__What is needed__: From the records, return each line that has the word "structure" in it.

** Supplied data follows **

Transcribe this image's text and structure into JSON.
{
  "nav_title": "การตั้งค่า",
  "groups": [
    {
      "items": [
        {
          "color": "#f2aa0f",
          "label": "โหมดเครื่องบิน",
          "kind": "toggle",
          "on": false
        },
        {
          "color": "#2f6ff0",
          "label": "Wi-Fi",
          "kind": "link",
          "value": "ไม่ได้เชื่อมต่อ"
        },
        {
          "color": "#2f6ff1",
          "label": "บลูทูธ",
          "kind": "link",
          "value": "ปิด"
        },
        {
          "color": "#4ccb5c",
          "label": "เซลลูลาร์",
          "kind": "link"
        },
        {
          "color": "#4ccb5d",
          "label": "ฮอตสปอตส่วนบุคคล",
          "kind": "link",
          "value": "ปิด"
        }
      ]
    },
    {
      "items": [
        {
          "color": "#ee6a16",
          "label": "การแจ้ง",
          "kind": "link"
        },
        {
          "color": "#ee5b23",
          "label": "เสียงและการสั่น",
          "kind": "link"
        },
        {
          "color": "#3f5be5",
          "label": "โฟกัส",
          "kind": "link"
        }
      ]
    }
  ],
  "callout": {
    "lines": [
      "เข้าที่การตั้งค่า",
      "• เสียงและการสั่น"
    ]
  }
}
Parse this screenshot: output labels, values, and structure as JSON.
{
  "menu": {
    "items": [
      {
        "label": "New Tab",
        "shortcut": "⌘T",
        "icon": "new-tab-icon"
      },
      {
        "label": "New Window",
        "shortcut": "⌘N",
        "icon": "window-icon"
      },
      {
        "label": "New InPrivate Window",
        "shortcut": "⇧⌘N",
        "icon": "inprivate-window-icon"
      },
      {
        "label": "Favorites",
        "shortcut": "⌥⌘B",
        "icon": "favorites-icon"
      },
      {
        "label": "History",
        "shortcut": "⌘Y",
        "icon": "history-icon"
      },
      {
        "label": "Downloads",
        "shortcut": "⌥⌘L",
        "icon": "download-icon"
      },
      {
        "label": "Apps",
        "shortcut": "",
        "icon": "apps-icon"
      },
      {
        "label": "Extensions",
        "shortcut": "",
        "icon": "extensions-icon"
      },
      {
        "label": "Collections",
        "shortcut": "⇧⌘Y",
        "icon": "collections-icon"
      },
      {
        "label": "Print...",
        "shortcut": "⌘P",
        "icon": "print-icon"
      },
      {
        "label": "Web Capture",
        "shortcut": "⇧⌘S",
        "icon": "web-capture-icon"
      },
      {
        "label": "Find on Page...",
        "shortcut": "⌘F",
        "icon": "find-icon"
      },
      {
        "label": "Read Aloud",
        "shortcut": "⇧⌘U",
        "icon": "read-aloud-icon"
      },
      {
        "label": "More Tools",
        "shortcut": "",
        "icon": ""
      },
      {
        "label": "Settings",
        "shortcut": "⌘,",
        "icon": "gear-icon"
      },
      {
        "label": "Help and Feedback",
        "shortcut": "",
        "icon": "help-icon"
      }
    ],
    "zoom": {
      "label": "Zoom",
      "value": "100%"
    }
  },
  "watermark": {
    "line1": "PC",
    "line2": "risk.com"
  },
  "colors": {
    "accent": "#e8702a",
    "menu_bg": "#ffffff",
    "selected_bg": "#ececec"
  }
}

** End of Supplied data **

__Exercise result__:
Transcribe this image's text and structure into JSON.
Parse this screenshot: output labels, values, and structure as JSON.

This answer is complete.